BEGIN
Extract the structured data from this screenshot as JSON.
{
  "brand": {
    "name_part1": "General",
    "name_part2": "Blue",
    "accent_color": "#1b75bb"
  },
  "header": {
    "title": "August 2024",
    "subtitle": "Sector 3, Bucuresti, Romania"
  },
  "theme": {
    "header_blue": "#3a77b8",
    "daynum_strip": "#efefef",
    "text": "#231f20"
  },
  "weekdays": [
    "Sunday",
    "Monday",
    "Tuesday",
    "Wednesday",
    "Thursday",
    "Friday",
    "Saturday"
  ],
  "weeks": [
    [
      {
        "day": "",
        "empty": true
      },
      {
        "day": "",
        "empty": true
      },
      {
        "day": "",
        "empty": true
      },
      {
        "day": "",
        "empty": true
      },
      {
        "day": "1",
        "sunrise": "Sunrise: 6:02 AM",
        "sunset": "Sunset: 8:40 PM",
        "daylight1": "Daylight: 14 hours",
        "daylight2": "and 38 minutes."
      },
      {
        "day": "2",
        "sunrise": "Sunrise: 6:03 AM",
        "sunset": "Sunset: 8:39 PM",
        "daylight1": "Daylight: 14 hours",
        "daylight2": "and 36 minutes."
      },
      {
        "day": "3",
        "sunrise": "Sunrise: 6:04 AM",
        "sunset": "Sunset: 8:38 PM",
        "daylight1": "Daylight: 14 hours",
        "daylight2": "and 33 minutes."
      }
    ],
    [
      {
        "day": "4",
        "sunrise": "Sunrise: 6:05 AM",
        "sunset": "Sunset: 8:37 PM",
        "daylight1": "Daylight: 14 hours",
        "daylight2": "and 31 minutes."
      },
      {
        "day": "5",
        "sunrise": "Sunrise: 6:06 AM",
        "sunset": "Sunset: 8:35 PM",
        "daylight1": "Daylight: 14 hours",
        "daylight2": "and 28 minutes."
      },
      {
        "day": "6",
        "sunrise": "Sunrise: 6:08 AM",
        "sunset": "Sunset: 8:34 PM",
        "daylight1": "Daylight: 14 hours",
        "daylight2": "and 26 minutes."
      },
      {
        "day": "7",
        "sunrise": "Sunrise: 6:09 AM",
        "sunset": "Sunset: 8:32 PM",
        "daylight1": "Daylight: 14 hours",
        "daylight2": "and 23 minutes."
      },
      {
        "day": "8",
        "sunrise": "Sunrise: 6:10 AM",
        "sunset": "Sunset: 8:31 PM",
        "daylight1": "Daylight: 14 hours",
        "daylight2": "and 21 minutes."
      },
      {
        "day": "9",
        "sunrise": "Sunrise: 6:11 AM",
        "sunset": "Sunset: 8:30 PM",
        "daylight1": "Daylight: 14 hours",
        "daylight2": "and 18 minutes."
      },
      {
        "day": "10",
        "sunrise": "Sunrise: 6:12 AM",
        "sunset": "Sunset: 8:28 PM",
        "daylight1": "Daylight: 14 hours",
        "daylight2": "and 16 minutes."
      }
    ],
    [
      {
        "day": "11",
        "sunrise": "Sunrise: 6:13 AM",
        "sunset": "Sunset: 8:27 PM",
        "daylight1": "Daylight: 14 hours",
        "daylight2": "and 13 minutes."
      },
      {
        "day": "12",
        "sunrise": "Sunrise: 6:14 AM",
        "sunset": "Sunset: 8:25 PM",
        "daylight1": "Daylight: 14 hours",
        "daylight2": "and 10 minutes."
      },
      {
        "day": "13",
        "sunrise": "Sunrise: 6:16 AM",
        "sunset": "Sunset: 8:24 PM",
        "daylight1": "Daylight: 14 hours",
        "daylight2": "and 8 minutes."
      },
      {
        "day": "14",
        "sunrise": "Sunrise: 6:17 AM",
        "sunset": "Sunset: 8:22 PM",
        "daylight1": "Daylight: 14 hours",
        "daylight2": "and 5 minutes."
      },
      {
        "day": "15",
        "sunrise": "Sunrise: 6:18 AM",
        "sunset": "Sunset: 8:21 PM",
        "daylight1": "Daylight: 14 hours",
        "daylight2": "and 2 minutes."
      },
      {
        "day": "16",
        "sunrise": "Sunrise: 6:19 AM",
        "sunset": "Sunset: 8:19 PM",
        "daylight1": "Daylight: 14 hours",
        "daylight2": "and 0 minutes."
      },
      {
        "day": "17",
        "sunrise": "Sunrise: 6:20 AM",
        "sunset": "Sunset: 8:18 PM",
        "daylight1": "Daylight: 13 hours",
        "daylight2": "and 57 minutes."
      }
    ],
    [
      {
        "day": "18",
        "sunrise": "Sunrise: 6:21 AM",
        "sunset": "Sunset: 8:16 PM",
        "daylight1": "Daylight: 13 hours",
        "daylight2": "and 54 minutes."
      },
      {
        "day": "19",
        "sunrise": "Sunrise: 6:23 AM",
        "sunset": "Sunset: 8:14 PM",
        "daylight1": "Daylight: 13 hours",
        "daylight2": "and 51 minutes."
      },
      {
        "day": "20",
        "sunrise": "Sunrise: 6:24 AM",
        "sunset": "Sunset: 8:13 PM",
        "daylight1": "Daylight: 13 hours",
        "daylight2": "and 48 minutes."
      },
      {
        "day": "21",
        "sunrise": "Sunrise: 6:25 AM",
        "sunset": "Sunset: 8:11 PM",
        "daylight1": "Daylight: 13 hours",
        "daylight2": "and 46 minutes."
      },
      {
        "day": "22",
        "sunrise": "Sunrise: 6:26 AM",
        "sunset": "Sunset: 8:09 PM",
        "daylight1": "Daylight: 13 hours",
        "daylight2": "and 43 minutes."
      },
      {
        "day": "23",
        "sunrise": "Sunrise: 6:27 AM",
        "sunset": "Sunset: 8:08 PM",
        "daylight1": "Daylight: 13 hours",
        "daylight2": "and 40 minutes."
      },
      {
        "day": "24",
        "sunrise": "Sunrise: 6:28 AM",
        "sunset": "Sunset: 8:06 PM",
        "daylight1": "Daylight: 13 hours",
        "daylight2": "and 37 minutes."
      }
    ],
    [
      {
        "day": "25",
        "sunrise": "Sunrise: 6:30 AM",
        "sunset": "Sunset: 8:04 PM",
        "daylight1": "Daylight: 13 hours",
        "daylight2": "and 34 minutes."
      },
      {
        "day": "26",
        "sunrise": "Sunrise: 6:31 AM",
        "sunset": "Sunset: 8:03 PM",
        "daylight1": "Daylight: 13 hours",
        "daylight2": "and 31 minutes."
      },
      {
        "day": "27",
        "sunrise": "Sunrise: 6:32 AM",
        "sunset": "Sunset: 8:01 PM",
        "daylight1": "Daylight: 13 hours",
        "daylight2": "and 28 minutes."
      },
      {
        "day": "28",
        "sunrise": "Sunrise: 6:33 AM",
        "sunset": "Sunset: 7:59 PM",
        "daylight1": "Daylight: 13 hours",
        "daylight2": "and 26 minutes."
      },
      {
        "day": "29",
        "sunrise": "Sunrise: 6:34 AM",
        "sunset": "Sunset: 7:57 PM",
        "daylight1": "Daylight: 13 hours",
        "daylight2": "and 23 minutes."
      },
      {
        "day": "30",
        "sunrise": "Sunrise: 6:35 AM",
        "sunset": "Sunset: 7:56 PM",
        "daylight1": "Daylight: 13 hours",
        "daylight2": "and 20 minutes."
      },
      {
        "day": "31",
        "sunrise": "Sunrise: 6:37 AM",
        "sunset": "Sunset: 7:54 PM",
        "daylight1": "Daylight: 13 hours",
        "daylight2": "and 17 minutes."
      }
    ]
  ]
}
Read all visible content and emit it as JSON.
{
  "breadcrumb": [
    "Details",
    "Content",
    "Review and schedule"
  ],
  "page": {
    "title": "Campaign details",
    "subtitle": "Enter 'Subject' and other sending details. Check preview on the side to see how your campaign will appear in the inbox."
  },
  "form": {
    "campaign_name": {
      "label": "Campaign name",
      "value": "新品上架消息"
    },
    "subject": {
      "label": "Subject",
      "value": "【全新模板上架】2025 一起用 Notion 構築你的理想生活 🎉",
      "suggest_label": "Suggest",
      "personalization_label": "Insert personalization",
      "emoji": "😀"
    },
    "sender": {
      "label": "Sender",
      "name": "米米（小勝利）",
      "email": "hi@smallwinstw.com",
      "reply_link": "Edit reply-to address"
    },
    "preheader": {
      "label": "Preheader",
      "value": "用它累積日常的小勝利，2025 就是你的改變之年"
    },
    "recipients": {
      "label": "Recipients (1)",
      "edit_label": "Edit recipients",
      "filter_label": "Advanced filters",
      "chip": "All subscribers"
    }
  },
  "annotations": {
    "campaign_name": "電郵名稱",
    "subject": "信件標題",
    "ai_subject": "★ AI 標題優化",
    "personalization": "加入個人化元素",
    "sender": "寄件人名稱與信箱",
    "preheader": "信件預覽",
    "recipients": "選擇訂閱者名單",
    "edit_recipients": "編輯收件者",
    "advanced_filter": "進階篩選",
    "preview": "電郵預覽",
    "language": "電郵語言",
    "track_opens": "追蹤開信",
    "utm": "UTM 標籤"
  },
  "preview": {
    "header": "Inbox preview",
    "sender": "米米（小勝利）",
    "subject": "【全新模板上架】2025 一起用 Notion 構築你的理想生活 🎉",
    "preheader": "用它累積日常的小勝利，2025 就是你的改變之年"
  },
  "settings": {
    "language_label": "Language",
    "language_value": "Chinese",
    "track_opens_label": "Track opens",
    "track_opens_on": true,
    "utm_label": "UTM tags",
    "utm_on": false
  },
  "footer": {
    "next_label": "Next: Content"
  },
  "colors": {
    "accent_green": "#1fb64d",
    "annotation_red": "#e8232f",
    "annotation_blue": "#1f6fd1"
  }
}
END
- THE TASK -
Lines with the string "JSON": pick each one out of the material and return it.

- EXERCISE RESPONSE -
Extract the structured data from this screenshot as JSON.
Read all visible content and emit it as JSON.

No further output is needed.